The final work in the show is another of Jonas's compellingly delightful “My New Theatre Series”. This one is called “Good Night Good Morning” where she has filmed her reflection in a convex mirror every morning and night over a number of days, each time changing the angle or view saying “good night” and “ good morning”. Her dog is there with her and she looks like an everyday person doing her everyday things. This repetition of the mundane and the ordinary succeeds in highlighting our everyday rituals and is quite life affirming. In fact the entire exhibition is an unpretentiously gentle and soothing experience, that is as complex and thought provoking as it is intriguing. Jonas's continuing experimental approach to her work, means that she is able to negate the high production values so often associated with the current practice of contemporary video art and touch upon something much deeper . By building upon a non linear narrative, she highlights a landscape that is constantly shifting, while still making sense. She mirrors the ways in which we experience our own lives, and the ways in which we interpret what we experience. She seems to be gently fitting it all together, calmly and holistically. She is providing me as the viewer a kind of soul food in an art show, gallery format.

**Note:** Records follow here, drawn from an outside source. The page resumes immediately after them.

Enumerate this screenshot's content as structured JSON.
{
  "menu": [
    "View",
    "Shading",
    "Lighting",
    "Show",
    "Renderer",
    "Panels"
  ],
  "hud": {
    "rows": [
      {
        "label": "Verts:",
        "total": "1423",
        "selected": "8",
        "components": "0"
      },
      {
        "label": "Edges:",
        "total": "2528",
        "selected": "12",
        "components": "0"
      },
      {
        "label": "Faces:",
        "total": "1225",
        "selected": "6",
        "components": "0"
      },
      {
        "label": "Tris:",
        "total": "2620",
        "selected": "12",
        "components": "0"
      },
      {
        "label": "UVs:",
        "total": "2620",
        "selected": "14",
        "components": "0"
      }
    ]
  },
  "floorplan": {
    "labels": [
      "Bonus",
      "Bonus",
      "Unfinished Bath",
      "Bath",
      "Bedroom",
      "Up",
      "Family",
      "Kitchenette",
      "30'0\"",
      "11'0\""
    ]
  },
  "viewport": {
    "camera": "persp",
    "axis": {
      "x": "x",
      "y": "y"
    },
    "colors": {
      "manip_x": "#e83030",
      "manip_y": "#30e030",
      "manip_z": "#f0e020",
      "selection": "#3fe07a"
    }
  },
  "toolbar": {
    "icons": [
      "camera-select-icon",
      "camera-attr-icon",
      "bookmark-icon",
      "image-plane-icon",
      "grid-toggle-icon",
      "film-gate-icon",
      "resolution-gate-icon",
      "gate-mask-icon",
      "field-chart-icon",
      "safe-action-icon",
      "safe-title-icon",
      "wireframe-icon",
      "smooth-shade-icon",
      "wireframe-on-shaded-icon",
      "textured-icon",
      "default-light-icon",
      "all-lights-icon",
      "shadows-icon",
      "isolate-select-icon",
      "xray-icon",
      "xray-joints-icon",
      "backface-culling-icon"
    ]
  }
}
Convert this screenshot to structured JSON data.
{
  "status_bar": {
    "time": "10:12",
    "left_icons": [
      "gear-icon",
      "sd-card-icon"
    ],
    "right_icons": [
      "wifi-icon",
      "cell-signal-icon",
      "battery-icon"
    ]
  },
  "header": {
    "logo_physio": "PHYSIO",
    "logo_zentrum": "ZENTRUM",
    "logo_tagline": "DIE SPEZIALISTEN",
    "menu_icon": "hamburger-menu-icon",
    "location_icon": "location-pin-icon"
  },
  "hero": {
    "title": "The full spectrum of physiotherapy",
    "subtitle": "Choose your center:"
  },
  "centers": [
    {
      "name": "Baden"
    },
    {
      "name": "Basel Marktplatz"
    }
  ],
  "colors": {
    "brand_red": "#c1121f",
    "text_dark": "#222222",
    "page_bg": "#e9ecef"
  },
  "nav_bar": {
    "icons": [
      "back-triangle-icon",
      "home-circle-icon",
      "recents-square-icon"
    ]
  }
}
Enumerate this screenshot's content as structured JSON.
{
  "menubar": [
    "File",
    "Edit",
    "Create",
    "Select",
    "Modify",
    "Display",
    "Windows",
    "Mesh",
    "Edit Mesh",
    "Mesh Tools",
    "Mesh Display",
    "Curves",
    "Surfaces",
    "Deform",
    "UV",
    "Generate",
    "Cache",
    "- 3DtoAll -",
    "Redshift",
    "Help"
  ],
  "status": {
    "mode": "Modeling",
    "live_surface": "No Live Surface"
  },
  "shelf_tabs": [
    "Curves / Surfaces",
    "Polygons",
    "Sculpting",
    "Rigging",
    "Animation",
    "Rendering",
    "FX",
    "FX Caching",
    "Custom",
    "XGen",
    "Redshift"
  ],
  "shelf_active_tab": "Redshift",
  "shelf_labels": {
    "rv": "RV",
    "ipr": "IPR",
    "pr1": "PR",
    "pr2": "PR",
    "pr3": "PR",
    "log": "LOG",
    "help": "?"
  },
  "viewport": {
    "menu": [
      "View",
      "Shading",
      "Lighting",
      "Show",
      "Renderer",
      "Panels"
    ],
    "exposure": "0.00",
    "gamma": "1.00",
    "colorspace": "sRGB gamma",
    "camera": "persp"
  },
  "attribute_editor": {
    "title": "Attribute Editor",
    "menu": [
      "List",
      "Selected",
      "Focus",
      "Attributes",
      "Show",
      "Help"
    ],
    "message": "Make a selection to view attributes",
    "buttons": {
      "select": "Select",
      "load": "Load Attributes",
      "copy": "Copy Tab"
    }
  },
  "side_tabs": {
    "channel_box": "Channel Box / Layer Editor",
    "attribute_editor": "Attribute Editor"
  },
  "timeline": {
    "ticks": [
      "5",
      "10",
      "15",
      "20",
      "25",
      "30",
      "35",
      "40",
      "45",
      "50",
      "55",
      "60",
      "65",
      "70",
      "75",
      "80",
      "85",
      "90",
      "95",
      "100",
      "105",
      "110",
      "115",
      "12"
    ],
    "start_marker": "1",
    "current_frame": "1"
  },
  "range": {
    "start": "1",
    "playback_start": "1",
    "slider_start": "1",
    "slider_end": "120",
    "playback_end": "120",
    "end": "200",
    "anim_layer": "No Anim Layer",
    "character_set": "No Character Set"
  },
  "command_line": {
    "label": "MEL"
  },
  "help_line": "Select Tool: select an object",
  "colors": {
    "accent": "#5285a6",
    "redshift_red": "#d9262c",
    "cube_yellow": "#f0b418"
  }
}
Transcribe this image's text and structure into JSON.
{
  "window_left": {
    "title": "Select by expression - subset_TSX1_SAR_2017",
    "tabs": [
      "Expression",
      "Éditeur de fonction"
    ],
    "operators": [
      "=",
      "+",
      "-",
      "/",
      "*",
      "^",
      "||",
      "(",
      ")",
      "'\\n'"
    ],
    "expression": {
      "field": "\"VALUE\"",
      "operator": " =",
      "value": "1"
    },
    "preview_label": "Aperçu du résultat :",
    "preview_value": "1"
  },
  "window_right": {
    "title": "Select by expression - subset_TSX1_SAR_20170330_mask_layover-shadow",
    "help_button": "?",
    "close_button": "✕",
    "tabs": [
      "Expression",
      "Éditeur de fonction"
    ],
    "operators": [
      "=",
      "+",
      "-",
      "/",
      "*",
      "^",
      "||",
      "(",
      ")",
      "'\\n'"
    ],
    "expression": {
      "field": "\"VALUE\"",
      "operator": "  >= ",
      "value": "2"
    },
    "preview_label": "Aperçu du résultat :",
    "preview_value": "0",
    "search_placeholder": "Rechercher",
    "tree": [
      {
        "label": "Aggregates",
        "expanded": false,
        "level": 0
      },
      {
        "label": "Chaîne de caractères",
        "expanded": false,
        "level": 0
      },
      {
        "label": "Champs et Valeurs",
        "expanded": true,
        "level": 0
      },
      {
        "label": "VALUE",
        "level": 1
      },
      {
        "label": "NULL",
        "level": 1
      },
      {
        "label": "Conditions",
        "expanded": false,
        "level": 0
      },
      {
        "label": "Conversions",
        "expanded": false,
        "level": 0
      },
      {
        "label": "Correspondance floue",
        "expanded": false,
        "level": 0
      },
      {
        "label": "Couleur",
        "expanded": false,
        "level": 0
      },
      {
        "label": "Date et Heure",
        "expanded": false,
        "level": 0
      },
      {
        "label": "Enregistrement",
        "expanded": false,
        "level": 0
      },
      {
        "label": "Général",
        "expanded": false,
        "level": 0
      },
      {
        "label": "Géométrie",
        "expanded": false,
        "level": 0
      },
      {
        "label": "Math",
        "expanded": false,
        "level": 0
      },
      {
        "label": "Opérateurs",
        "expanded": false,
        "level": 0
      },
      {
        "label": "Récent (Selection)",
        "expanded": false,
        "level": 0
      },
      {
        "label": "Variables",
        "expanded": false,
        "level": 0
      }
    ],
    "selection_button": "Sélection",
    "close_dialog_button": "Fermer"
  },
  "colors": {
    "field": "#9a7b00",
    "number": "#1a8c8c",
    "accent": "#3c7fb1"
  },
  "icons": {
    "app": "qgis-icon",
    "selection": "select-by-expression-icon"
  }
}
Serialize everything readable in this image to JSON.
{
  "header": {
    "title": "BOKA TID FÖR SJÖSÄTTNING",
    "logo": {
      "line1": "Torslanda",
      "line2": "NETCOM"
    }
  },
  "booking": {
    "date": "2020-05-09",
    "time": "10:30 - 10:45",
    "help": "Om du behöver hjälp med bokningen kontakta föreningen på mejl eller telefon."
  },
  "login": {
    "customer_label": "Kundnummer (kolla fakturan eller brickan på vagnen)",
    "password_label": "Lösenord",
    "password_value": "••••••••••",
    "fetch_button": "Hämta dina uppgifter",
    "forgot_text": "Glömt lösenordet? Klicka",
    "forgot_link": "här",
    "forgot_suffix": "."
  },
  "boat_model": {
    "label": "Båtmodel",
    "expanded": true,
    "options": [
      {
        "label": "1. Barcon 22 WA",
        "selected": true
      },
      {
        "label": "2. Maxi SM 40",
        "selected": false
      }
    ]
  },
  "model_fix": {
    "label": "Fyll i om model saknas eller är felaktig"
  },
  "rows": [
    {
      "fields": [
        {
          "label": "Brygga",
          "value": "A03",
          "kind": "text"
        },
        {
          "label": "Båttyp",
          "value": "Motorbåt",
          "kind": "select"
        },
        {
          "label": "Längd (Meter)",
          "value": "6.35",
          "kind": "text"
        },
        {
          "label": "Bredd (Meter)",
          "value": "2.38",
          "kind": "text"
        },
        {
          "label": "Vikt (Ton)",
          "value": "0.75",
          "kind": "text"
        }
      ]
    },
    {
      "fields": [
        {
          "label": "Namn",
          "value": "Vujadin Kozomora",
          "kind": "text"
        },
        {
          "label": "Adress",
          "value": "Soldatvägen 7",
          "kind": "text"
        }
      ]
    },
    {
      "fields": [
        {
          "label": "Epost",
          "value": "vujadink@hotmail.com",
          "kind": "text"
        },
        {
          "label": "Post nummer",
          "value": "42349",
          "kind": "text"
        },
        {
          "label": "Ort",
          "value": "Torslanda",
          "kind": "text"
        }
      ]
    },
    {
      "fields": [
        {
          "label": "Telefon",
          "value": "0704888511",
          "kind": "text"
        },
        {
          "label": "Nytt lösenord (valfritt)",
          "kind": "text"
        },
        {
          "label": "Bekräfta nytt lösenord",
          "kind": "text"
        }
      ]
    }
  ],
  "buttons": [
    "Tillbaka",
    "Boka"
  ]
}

And as I walk, I weave my own path through this show. I have become an element within it, relative to Jonas's works. She has managed to choreograph me and all the other visitors into the fabric of her work . Along with all the other visitors, I have become part of a ritualistic and poetic performance about life. We have all become performers in her show.